THE GREAT WAR: Farmer threatened police officer with gun

Have your say

Farmer George Pell was charged with feloniously - by drawing the trigger of a double-barrelled, breach-loaded gun loaded with one cartridge - attenpting to discharged it at police sergeant Pikett, with intent to murder him.

Mr Sandilands prosecuted and Mr Wright defended.

Mr Sandilands related how, the police sergeant took to the accused, two agricultural census forms for him to fill in.

He returned for them , but could make no one hear at the back of th house and was walking around the front when he heard someone walking behind him.

He turned, and saw Pell, looking somewhat excited, with a double-b arrelled gun in his hand.

The sergeant asked if the forms were ready and Pell replied that he wasn’t going to fill in the forms and used bad language, adding “I’ll shoot you” pointing the gun.

The sergeant acted with great promptness and no doubt saved his life tereby. He immediately rushed at the man and pushed the gun up, the charge going over his head.

There was a struggle for the possession of the weapon, and eventually the prisoner was taken into custody.

In reply to the caustion, before being charged, Pell added: “Don’t say I sadi I would shoot you; it will do m=for me if you do.”

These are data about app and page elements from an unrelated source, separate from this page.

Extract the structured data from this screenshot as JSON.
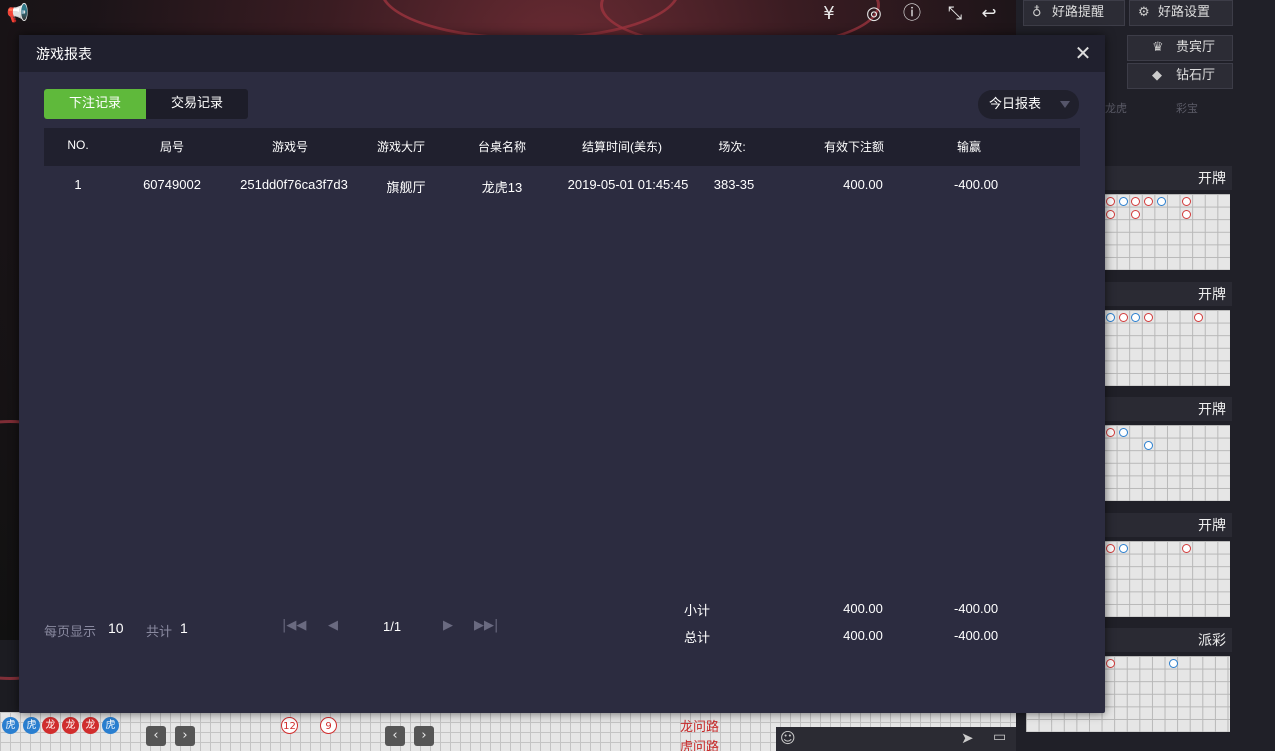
{
  "background": {
    "top_icons": [
      "currency-icon",
      "chip-icon",
      "info-icon",
      "fullscreen-icon",
      "back-icon"
    ]
  },
  "sidebar": {
    "buttons": [
      {
        "label": "好路提醒",
        "icon": "medal-icon"
      },
      {
        "label": "好路设置",
        "icon": "gear-icon"
      },
      {
        "label": "贵宾厅",
        "icon": "crown-icon"
      },
      {
        "label": "钻石厅",
        "icon": "diamond-icon"
      }
    ],
    "faded_tabs": [
      "龙虎",
      "彩宝"
    ],
    "road_headers": [
      "开牌",
      "开牌",
      "开牌",
      "开牌",
      "派彩"
    ]
  },
  "bottom": {
    "road_labels": [
      "龙问路",
      "虎问路"
    ],
    "chips": [
      "虎",
      "虎",
      "龙",
      "龙",
      "龙",
      "虎"
    ],
    "numbers": [
      "12",
      "9"
    ]
  },
  "modal": {
    "title": "游戏报表",
    "tabs": [
      {
        "label": "下注记录",
        "active": true
      },
      {
        "label": "交易记录",
        "active": false
      }
    ],
    "report_select": "今日报表",
    "table": {
      "columns": [
        "NO.",
        "局号",
        "游戏号",
        "游戏大厅",
        "台桌名称",
        "结算时间(美东)",
        "场次:",
        "有效下注额",
        "输赢"
      ],
      "rows": [
        [
          "1",
          "60749002",
          "251dd0f76ca3f7d3",
          "旗舰厅",
          "龙虎13",
          "2019-05-01 01:45:45",
          "383-35",
          "400.00",
          "-400.00"
        ]
      ]
    },
    "pager": {
      "per_page_label": "每页显示",
      "per_page": "10",
      "total_label": "共计",
      "total": "1",
      "page": "1/1"
    },
    "summary": {
      "subtotal_label": "小计",
      "subtotal_bet": "400.00",
      "subtotal_win": "-400.00",
      "total_label": "总计",
      "total_bet": "400.00",
      "total_win": "-400.00"
    },
    "colors": {
      "active_tab": "#5fb93b",
      "panel": "#2c2c40",
      "header": "#20202e"
    }
  }
}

The defence claimed that the gun went off accidentally in the struggle for possesdsion and without the prisoner having any intention to injure the officer.

Under cross-examination, Pell admitted that he was a man with nasty temper “when he was roused”.

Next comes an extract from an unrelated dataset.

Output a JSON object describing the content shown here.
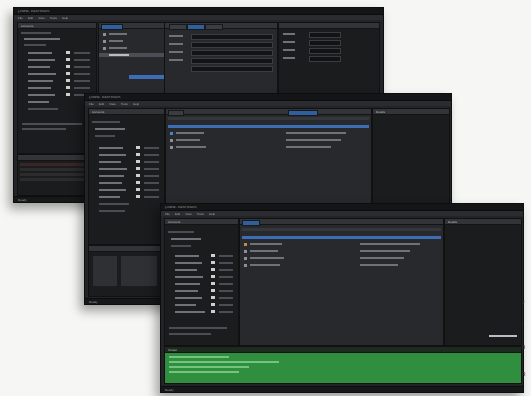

He was serving two months’ imprisonment for cruelty to a mare and Mr Eright said in his defence that when abroad, Pell had “suffered some kind of mental trouble”.

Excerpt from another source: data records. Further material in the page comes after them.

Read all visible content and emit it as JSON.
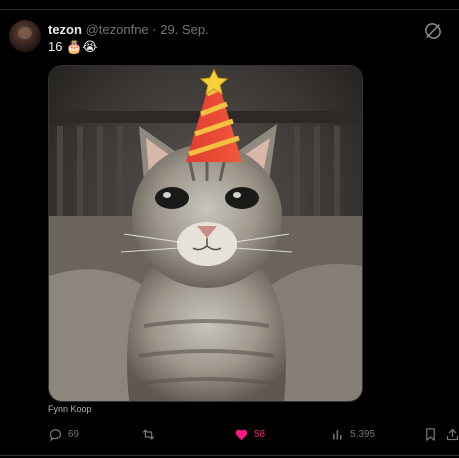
{
  "tweet": {
    "display_name": "tezon",
    "handle": "@tezonfne",
    "separator": "·",
    "date": "29. Sep.",
    "text": "16 🎂😭",
    "media_caption": "Fynn Koop"
  },
  "actions": {
    "replies": "69",
    "reposts": "",
    "likes": "58",
    "views": "5.395"
  },
  "icons": [
    "grok-icon",
    "reply-icon",
    "repost-icon",
    "like-icon",
    "views-icon",
    "bookmark-icon",
    "share-icon"
  ],
  "colors": {
    "background": "#000000",
    "text": "#e7e9ea",
    "muted": "#71767b",
    "like": "#f91880",
    "divider": "#2f3336"
  }
}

Married women Louisa Richardson and Minnie Rycraft were summoned for common assault.

The pair, of Commercial Road, Spalding, were summoned by May Hayhoe, spinster, of Gas House Row.

Richardson admitted the offence, saying Hayhoe insulted her children and that was why she struck her. Rycroft said Heyhoe struck her first, so she struck her back. The complainant said all the parties were going to work in Mr Cauldwell’s motor lorry and on assembling near Albert Bridge, Richardson used filthy language and challenged her to fight.

Rycroft interfered and kicked the witness in the eye and punched her.

A man named Fulcher went up to Heyhoe and asked “if she had her fighting irons on”

Richardson said she hit Heyhoe because she thrashed her child.

The women were bound over for three months with a surety of £2.


Mr Samuel Household celebrated his 100th birthday.

As medicine, he partook of three glasses of gin and water a day and was ‘in control of his faculties’.

He had loaded the first truck of potatoes to travel from Whittlesey to London on the Great Eastern Railway in 1847.

Mr Household remained a bachelor and took a morning walk each day.


Baker Arthur Benner, of Gedney Hill, was fined for offering bread for sale which was not an even number of pounds in weight.

He was fined £2.


A charge of not sending his children to school was withdrawn against George Barrand, of Deeping St Nicholas.